By Neil Amato | October 23 2013
Not so long ago, computer hackers focused mainly on organisations that had the most to offer. They followed the money, trying to breach big companies and access cash, sensitive data or intellectual property.
These days, hackers are just as likely to probe the systems of small to mid-size entities, says Daimon Geopfert, McGladrey’s national leader in security and privacy consulting.
“You can be a run-of-the-mill organisation, and you probably have something that somebody in the world wants,” Geopfert said.
Hackers might try to steal customer or employee information. They might look to steal credit-card numbers. And instead of spending hours on end trying to break into the system of one business at a time, hackers have automated their processes well enough to bypass the security of multiple companies at once.
Geopfert, who spoke at the American Institute of CPAs Global Manufacturing Conference this month in Orlando, Florida, broke down companies’ cybersecurity controls into three categories:

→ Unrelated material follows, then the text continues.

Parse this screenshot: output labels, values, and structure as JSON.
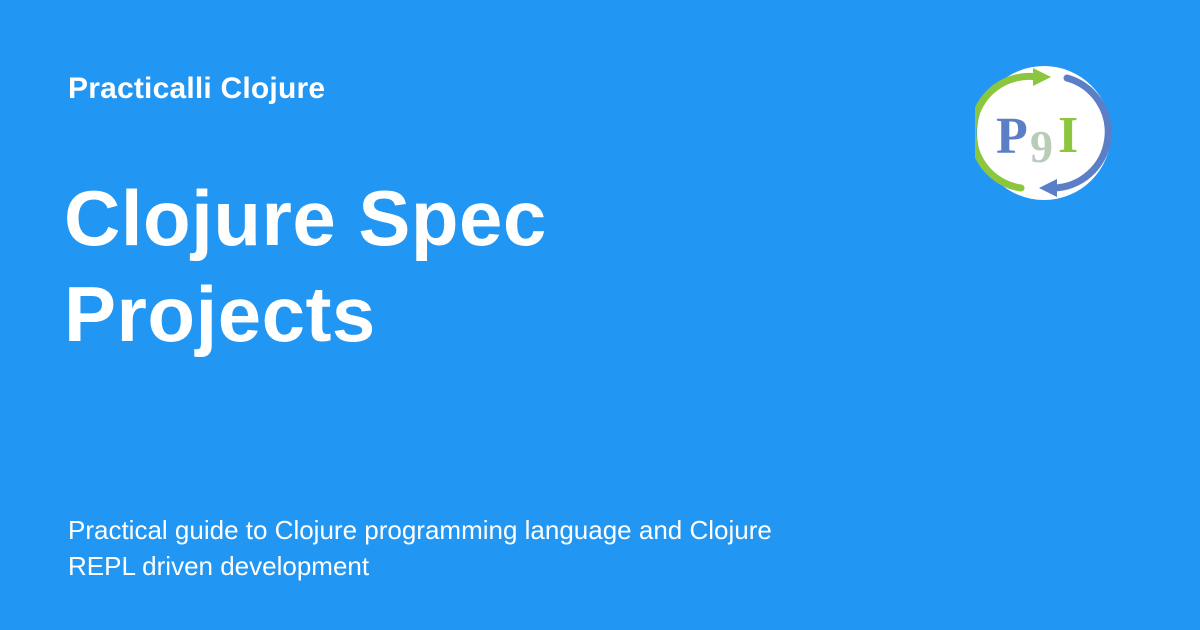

Preventive. The most common, these are the controls that try to deny a hacker entrance to a company’s website or internal systems.
Detective. These controls can alert companies that they have been breached.
Corrective. This category encompasses the controls that act on a detected threat, get rid of it and get the company’s systems working normally again.
The area that companies focus on the most is preventive, and Geopfert said that, for years, this was good enough. “When trying to protect internal assets, a lot of organisations have a legacy mind-set when it comes to protection and attack,” he said in an interview prior to his presentation. “So they’re standing on controls that are very strong, circa 2005. The problem is we’re in 2013. A lot of the ways companies are getting breached, and what the attackers actually do once they get in that environment, is drastically different than what a lot of people are preparing for.”
His role at McGladrey includes showing clients how easy it is to be breached and why it’s important to devote time and energy to what happens after the hacking.
“They have to reduce their reliance on preventive controls,” Geopfert said. “They need to upgrade their thinking and get it in line with the modern threats, the modern attacks.
“A lot of the preventive controls can be bypassed. You need to focus on the detective and the corrective to be able to get [hackers] back out of the environment once they get in.”
Companies should focus more on monitoring their systems, he says, citing a 2010 report by telecom giant Verizon that said 86% of hacking victims had evidence of a breach in log files but failed to notice the breach.
Geopfert offers several tips for companies to improve their cybersecurity:
Don’t panic. Just because an outsider with criminal motive has gained entry to a computer system doesn’t mean that outsider knows where to find the company’s gold. Having a solid system of detection can kick out cyber-attackers. Geopfert said the time between a hacker’s entering a company’s environment and the company discovering the hacker’s presence is often seven to ten months.
Plan to fail, but plan to fail gracefully. Geopfert said organisations need to admit that hackers will be able to access their systems. “When (controls) fail, be able to tell that they failed and be able to correct the issue,” he said.
Train your employees. Geopfert said many companies fail to communicate to the workforce the importance of having up-to-date versions of web browsers and software such as Adobe and Java. “If you haven’t updated your browsers, just looking at the wrong webpage can have your system taken over,” he said.